Animals can suffer psychologically, as they don’t understand what’s causing the loud bangs and bright flashes, and physically as many attempt to run away from or hide from them. This week it was revealed that a puppy died of a heart attack after being frightened by fireworks – all for the sake of humans’ amusement.
It’s even scarier for the farm animals and wildlife who don’t have any source of comfort. The keyboard warriors have argued it’s just like natural thunder, but even if that’s the case, it’s still causing distress and it’s unnecessary. Have you seen the video of the baby barn owl who’s scared of the storm? Poor little thing. As if life for wildlife isn’t hard enough.

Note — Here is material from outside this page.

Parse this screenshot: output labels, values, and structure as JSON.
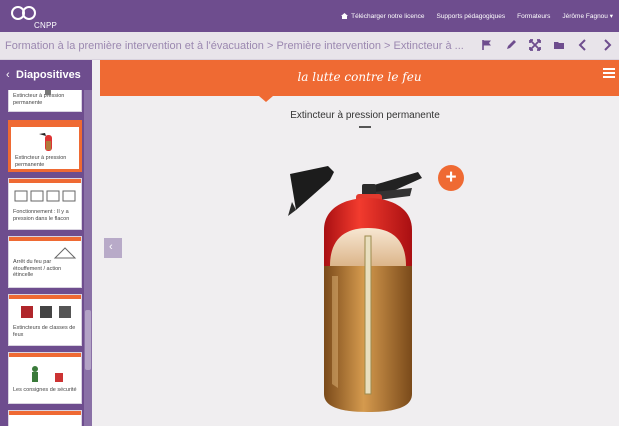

And it’s not just for one or two nights a year – I’ve had neighbours setting off fireworks any time from barely dark to well past bedtime (even after 11pm, when it’s against the law), any day from late October to early January.
Firework debris is strewn across the local parks because people don’t bother returning to clear up after themselves. At best, it’s littering; at worst, fireworks can cause environmental damage through fires and the release of poisonous chemicals and particle-laden smoke.
Sadly, many people just can’t be trusted to use these explosives safely and responsibly. In England last year, more than 4,400 people attended A&E because of an injury caused by a firework.
I think one day in the not too distant future, the use of fireworks will literally fizzle out, and we will enjoy less environmentally damaging, more socially responsible forms of entertainment using lights and technology.
In the meantime, fine, let’s have some fireworks. The online trolls calling the petition supporters ‘snowflakes’ and saying things like “wow let’s just suck all the fun out of our kids’ childhoods” and “how much more of a nanny state are we going to become?” are being totally melodramatic. We don’t have to stop them altogether (yet), just be more careful and considerate in their use. [Jon Boyd: “Yep, let’s ban fun, happiness, laughter, joy! How about banning miserable sods who don’t want anyone to ever enjoy themselves!”]
I support calls for fireworks to be used at organised, licensed displays only. This means they won’t be going off any/every night for weeks on end, and people can find out about them and take whatever action is appropriate for their household to minimise any negative impacts. It’s a compromise to keep everybody relatively happy.